The Aura of Autographs

Modernism/modernity

“Always mornings. Early. And there should be coffee. Breakfast will come later, but the best hours are now—when the world is still blanketed, the mind ‘puddled in dream melt.’
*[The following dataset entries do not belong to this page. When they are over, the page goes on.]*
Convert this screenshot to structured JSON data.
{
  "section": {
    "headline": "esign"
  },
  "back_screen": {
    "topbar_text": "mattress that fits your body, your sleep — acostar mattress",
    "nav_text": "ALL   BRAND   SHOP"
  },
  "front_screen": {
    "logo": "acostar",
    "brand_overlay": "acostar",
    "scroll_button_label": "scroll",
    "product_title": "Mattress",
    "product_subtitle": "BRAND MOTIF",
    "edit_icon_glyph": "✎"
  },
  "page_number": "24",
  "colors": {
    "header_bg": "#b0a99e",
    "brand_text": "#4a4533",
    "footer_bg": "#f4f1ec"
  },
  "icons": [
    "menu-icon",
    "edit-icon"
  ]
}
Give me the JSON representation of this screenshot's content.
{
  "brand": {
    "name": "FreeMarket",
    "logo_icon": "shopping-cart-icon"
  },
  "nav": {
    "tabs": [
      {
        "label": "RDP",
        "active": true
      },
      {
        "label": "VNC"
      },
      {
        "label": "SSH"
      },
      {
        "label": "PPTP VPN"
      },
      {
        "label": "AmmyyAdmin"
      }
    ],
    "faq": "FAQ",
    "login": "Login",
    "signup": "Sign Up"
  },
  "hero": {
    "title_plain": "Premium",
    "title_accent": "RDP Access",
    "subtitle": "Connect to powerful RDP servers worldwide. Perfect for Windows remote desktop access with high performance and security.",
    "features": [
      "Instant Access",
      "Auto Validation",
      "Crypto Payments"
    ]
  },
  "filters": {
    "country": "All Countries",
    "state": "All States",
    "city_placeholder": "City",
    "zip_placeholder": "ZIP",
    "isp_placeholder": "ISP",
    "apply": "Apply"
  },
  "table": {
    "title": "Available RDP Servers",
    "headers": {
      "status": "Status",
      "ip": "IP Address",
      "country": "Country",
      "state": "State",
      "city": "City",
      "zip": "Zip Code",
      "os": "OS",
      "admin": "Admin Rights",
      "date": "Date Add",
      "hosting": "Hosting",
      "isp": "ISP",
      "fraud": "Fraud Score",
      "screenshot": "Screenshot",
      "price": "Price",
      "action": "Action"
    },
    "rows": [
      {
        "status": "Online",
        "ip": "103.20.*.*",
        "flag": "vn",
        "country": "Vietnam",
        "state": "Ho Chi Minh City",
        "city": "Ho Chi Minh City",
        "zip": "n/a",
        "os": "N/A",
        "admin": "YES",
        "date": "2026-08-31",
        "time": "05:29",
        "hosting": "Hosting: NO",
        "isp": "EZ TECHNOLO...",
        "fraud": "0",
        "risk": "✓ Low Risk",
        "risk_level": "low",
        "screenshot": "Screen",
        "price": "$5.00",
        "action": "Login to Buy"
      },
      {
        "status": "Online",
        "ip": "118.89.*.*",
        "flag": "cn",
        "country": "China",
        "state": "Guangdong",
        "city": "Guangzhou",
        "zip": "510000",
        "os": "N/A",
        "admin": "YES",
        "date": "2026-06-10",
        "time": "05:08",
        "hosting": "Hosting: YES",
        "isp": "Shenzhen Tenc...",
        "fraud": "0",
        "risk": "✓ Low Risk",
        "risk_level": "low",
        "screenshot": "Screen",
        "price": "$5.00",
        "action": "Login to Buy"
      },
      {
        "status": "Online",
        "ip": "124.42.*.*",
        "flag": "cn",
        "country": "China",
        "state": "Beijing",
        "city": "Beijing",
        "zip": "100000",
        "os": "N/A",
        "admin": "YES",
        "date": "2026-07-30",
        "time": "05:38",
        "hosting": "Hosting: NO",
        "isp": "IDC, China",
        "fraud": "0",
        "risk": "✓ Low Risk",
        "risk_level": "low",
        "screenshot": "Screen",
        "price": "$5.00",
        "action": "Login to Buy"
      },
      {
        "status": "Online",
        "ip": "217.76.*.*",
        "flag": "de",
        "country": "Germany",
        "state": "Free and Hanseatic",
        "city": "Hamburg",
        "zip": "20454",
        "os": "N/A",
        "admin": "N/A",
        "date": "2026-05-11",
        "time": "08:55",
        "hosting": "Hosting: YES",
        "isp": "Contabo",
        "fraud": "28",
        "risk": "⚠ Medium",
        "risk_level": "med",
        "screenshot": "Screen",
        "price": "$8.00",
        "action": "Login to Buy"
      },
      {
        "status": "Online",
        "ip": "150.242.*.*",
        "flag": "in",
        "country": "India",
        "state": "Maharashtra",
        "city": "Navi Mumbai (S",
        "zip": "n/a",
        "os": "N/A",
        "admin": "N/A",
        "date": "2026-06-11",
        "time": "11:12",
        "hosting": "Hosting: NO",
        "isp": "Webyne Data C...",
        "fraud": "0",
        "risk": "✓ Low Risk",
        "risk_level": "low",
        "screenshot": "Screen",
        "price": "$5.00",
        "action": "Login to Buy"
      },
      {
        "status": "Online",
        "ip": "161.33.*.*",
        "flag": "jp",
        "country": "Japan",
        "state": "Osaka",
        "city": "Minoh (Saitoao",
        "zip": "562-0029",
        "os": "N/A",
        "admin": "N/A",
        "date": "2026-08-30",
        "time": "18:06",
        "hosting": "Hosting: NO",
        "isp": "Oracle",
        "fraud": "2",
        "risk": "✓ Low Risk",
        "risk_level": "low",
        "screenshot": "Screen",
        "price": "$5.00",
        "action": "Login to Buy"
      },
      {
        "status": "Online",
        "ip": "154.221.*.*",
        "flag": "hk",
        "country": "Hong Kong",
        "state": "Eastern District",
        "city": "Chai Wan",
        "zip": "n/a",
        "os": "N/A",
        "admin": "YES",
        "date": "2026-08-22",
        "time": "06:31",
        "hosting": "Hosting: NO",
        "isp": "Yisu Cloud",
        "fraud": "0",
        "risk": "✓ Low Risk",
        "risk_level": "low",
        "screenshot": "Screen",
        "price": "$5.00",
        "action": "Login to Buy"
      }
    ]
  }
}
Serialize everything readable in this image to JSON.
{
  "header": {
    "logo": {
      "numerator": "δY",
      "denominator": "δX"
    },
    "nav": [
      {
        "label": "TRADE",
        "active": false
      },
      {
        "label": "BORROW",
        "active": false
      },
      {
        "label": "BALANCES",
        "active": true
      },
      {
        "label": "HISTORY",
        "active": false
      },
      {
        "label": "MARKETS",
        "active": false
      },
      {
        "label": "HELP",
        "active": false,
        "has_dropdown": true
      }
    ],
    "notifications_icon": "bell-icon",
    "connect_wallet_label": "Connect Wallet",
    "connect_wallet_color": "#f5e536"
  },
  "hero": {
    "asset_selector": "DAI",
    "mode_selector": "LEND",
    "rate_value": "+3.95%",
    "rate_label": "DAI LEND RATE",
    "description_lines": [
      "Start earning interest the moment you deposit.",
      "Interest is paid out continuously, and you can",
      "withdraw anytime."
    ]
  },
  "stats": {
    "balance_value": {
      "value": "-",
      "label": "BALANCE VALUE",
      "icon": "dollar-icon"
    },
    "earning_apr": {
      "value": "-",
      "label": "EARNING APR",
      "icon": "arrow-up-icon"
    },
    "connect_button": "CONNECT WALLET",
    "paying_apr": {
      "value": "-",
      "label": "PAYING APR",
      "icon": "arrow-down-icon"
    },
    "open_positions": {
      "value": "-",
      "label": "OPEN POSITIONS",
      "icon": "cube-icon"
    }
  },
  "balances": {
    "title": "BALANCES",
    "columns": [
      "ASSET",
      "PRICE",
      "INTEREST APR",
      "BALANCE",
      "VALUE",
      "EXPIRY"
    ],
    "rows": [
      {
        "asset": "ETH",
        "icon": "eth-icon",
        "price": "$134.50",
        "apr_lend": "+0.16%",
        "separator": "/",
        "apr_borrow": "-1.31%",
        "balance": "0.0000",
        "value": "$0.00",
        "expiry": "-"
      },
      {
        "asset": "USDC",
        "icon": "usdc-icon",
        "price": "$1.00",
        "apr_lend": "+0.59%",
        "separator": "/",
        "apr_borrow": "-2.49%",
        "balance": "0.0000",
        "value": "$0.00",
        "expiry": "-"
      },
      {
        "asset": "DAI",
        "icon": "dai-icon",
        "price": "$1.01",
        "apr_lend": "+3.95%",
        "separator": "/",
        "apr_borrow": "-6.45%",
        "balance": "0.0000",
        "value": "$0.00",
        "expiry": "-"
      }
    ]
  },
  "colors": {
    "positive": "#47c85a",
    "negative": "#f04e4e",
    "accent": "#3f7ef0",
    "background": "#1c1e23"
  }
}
There are particular parameters for the page. The margins must be wide. The font Goudy Old Style or Garamond in a squeeze. Carriage returns between paragraphs. No indentation. I once justified my text; now I like the ragged edges. To write The Names (1982), Don DeLillo had to change his method. He began typing single, numbered paragraphs, each on its own leaf: a microclimate that allowed him to “see a given set of sentences more clearly.” This is a logic that makes sense to me. I learned to write from my mother. She taught me to revise a sentence aloud before putting it into print. To move from breath to inscription can be a mystical practice. The look of letters has long astonished, inviting cryptic explanations. The 22 paths connecting Kabbalah’s Sefirot—emanations of the divine Ein Sof—correspond to the letters of the Hebrew alphabet. The Latin “A” is an abstracted, phonetic descendant from an Ox hieroglyph….”